[Dataset rows for apps and sites]

********************

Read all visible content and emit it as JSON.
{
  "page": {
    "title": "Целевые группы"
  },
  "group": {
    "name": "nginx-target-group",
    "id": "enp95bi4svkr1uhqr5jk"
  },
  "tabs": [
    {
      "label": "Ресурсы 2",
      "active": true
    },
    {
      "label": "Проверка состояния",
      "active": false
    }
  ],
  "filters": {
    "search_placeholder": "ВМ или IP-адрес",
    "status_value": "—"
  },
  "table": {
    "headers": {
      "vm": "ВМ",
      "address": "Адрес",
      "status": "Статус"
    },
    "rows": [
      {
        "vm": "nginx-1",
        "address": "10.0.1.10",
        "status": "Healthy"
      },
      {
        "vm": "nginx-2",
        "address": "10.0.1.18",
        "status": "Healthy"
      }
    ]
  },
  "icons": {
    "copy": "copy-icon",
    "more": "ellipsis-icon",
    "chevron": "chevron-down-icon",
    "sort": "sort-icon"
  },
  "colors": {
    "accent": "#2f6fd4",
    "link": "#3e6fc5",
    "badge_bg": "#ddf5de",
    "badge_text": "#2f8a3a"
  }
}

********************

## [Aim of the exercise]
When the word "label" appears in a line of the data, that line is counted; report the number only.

## [Result for this exercise]
2